When using academic language, teachers can help promote language development through a focus on the language form, meaning and structures (Cummins, 1984). For example, form might include looking at words in a textbook and seeing the similarities between root words when they are used as verbs vs. nouns or adjectives. A focus on meaning in science might include the comparing of identical words used in different subject areas. One example might be comparing the use of a “chart” in science and math vs. “charting a path” as used in a social studies textbook. A focus on structure is an explicit look at how language phrases are organized grammatically. Narrative text, as in literature, is quite different than the complex sentence structures with prepositional phrases and passive voice used in many science textbooks. All of this intentional focus on language (form, meaning, structure) improves the students’ acquisition of academic English in science thus also improving their comprehension and science achievement.
In conclusion, teachers need to purposefully review student data, including their English language proficiency scores, and find the points of intersection with language and science content to systematically and purposefully develop students’ science and English achievement. Teachers do this when they adapt their instruction planning for increasing student achievement through the integration of their language and science goals. IDRA has produced a publication titled, Science Instructional Strategies for English Learners – A Guide for Elementary and Secondary Grades, that is available for schools preparing their teachers to provide successful science instruction to ELs and other learners whose language proficiency is not at the expected level.
Cummins, J. Bilingualism and Special Education: Issues in Assessment and Pedagogy (San Diego, Calf.: College Hill Press, 1984).
Genesee, F., & K. Lindholm-Leary, W. Saunders, D. Christia. “English Language Learners in U.S. Schools: An Overview of Research Findings,” Journal of Education for Students Placed at Risk (2005) 10(4), 363-385.
Jensen, E. Tools for Engagement: Managing Emotional States for Learner Success (San Diego Calf.: The Brain Store, Inc., 2003). Krashen S.D. The Input Hypothesis: Issues and Implications (London & New York: Longman, 1985).
Villarreal, A., & V. Betancourt, K. Grayson. Science Instructional Strategies for English Learners: A Guide for Elementary and Secondary Grades (San Antonio, Texas: Intercultural Development Research Association, 2011).
Vygotsky, I. Thought and Language (Cambridge, Mass: MIT Press, 1986).
Kristin Grayson, M.Ed., is an education associate in IDRA Field Services. Comments and questions may be directed to her via e-mail at firstname.lastname@example.org.

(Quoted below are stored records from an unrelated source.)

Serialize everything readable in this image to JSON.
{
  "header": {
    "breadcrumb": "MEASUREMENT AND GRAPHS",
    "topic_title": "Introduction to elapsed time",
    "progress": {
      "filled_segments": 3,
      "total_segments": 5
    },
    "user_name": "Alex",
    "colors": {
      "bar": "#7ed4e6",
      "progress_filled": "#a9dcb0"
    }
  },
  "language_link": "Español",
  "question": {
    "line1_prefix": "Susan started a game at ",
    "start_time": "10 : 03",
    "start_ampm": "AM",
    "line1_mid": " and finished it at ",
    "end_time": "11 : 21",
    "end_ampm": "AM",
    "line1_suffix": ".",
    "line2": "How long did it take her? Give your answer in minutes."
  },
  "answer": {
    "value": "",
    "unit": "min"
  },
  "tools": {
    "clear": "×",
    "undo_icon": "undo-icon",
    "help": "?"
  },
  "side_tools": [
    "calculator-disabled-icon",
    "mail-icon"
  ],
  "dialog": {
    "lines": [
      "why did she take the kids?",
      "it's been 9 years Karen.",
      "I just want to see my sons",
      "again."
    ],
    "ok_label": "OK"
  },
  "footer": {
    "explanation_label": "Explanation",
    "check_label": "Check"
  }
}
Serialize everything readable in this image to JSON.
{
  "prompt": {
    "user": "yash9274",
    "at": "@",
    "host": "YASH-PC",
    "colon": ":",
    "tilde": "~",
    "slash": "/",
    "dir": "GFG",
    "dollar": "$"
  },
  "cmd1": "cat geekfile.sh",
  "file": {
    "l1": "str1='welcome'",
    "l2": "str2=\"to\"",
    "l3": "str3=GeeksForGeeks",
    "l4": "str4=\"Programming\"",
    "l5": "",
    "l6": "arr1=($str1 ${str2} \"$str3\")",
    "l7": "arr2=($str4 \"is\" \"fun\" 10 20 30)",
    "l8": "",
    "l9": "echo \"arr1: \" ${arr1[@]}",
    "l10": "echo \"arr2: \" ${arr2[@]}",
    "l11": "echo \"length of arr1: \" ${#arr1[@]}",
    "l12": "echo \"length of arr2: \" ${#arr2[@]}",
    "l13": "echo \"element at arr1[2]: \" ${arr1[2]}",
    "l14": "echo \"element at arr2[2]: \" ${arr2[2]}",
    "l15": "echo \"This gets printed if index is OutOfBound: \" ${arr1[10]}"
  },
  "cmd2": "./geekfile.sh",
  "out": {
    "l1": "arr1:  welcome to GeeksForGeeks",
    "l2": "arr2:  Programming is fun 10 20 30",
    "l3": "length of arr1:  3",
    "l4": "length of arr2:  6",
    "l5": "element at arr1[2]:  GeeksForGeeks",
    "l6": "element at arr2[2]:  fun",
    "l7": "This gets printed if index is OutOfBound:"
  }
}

[©2012, IDRA. This article originally appeared in the April 2012 IDRA Newsletter by the Intercultural Development Research Association. Permission to reproduce this article is granted provided the article is reprinted in its entirety and proper credit is given to IDRA and the author.]